More than one million people nationwide passed through Transportation Security Administration checkpoints each day over the weekend, reflecting a jump in holiday air travel that public health experts predict will cause COVID-19 infections to spike.
Security workers screened 1,128,800 passengers on Saturday and another 1,284,600 on Sunday, TSA statistics show.
Those numbers are still about half what they were last year, as the pandemic continues to keep would-be travelers safely at home. But they’re well above what’s been typical during the pandemic. In October, for example, some 827,000 people passed through TSA checkpoints on average each day.
A similar increase in air travel was reported locally as well. Long Island MacArthur Airport in Ronkonkoma saw 36 inbound and outbound flights on Saturday, airport Commissioner Shelley LaRose-Arken said Monday. That’s up from an average 20 daily arrivals and departures in September, but traffic at the airport overall is well below last year’s levels, she said.
Lindsay Kryzak, a spokeswoman for the Port Authority of New York and New Jersey, did not provide the number of passengers at John F. Kennedy International Airport and LaGuardia Airport over the Christmas weekend. But last week the authority projected 886,700 passengers would pass through the two airports from Dec. 21 to Jan. 4 — a decrease of 75% from the same period last year.
"It’s been really quiet," said Donna Hampton, a security guard at JFK who worked at the airport through the weekend. "I don’t know the last time there was a full flight here."
Despite the low levels of air travel compared to last year, the increase over the weekend augurs poorly for the trajectory of the pandemic, public health experts said.
"The spike in cases in a couple weeks due to Christmas is probably going to be the worst and darkest days of the pandemic," said David Freedman, professor emeritus of infectious diseases at University of Alabama at Birmingham, who specializes in travel medicine.
Cases will likely rise on Long Island as well, Freedman predicted.
"It’s going to happen everywhere," he said.
But that’s probably because of the social gatherings that accompanied the holiday, not necessarily the air travel itself, Freedman said.
Joseph Allen, a public health professor at Harvard University, said good ventilation on planes, paired with face coverings, makes airplanes safer during the pandemic than many might think.
"When you combine the environmental controls with universal masking on airplanes, turns out that the risk of catching the virus on the airplane is low," he said.
But air travel still poses a risk. People can unwittingly bring the virus to their destinations, Allen said, as time spent getting to and moving through airports presents new opportunities to catch the virus.
Freedman also noted the risk on planes depends in part on how passengers behave — like whether they take off their masks to eat midflight or crowd the aisle when waiting to disembark.

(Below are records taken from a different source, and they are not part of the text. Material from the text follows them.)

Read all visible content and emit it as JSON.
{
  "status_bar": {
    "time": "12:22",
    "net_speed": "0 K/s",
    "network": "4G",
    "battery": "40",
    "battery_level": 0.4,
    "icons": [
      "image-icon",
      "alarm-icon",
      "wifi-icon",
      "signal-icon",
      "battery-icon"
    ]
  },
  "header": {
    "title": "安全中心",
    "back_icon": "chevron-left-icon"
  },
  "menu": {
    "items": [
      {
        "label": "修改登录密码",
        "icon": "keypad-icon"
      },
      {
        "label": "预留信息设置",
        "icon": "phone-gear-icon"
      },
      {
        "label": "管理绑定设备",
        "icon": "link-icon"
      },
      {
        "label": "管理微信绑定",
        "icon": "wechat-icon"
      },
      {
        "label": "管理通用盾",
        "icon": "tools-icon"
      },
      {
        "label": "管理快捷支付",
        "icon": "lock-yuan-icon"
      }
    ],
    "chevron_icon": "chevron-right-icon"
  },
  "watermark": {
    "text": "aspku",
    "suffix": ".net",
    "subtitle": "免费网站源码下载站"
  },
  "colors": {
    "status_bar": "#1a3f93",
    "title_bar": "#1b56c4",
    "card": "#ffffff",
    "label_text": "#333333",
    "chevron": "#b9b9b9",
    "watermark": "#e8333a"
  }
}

Allen encouraged people only to fly if they absolutely must.
"We finally have a light at the end of the tunnel here with the vaccines," he said. "It’s just prudent to do everything you can to stay out of this wave."